The National Philanthropy Day luncheon is put on by the Association of Fundraising Professionals – Greater Atlanta Chapter and the Kiwanis Club of Atlanta to honor people who have given of themselves to the community.
Jennifer Bennecke was honored as the Philanthropic Leader of Tomorrow for her work with the Junior League of Atlanta, the Atlanta Speech School, the Community Foundation and the Foster Care Support Foundation Board (see photos of the event on Page 6A, The Insider).
Tom Chapman, retired CEO of Equifax, was named 2014 Philanthropist of the year for his contributions to cancer-related causes at Piedmont Hospital and to the Georgia Center for Oncology Research and Education.

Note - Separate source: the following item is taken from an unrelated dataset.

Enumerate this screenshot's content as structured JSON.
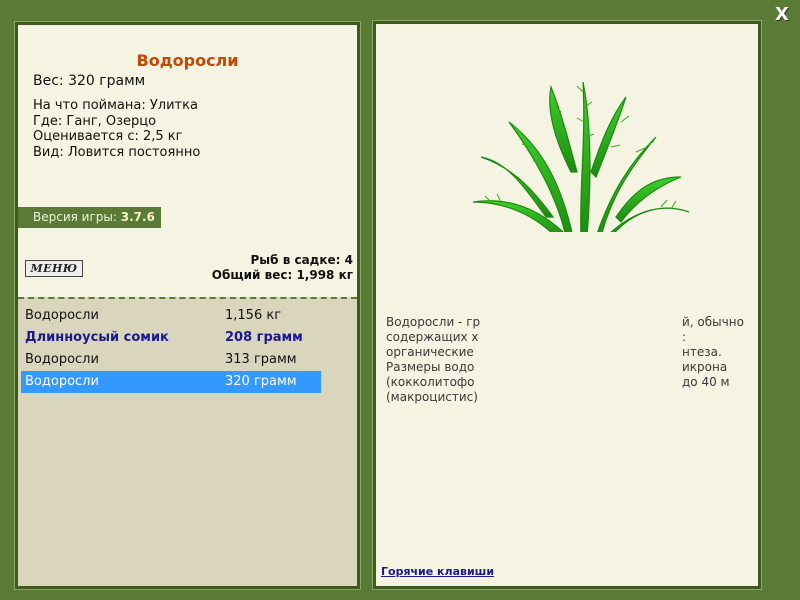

Chapman, and his wife, Karen, also have supported the Marcus Autism Center.
The most emotional moment of the luncheon, however, was during the award of the 2014 Volunteer Fundraiser of the Year, which was awarded to Rabbi Alvin Sugarman.
In his introduction of Sugarman, Bernie Marcus, co-founder of The Home Depot, said that when he and his wife, Billi, moved to Atlanta they had no rabbi. It took some time to get used to a rabbi with a Southern accent, but “he was so easy to be with, so accommodating.”
Marcus said Sugarman had no idea what business they were in, maybe something to do with trains because of the depot name. “He’s been my rabbi through bad times and good times,” Marcus said, his voice cracking at several points when talking about the many causes Sugarman has embraced and raised money for.
Sugarman, who recently has faced his own health issues, said he was only 5 years old when he last saw his mother alive on Dec. 23, 1943. He was raised by his father, and his uncle, Sam, who was the most giving and caring human being alive. “My father used to say: ‘Be like Sam, not me.'”
Rabbi Sugarman took that to heart, seeing first-hand the chaos in society, and how it is totally unfair, and makes no sense whatsoever. “I know there’s a reason we walk this earth,” he told the audience. “Each of us is a tiny spec on this beautiful blue orb. Each of us has power beyond belief to change the lives of those we come into contact with.”
Junior Achievement and Fulton County Schools
Fulton County Schools and Junior Achievement of Georgia will be joining forces to establish a Magnet Business Academy at Benjamin Banneker High School in College Park.
“It’s the worst performing high school we have,” said Robert Avossa, superintendent of Fulton County Schools. “The big takeaway is that the business community has the know-how and the resources to help us solve very big issues. This will be another opportunity for corporate America to help us solve complex issues.”
Banneker High School currently graduates 42 percent of its students, far below the county and the state average.
Avossa said the school also is starting programs in the movie industry and the culinary arts to try to keep students in school. He envisions students combining those studies with the business curriculum. “We are trying to create opportunities for these children,” Avossa said. “I think it’s going to be extremely popular. I think it’s something the community can be proud of.”
Jack Harris, president of JA of Georgia, said the idea for the magnet program grew out of the JA Discovery Center at the Georgia World Congress Center. It was a way to help students who experienced the Discovery Center in Middle School to immerse themselves in business studies in High School.
The Banneker Magnet Business Academy will begin in the fall of 2015 for 150 rising 9th graders, and a new class will be added each year until the program reaches 600 students.
It would be open to all Fulton County students, but two-thirds would come from the Banneker school district.
“What’s so cool is that all those rising 9th graders would have already experienced the Discovery Center last year so they would have an idea of what Junior Achievement offers,” Harris said. “The timing did work out perfectly.”
Senior Connections has appointed UPS executive Roger Whitson to its board.
Whitson is managing director of supply chain optimization for the UPS Customer Solutions Group.
“Roger brings great expertise in logistic, supply chain and delivery management,” said Debra Furtado, CEO of Senior Connections. “His experience in these disciplines will be of great help for us in our continued effort to provide essential home and community-based care to seniors in our community.”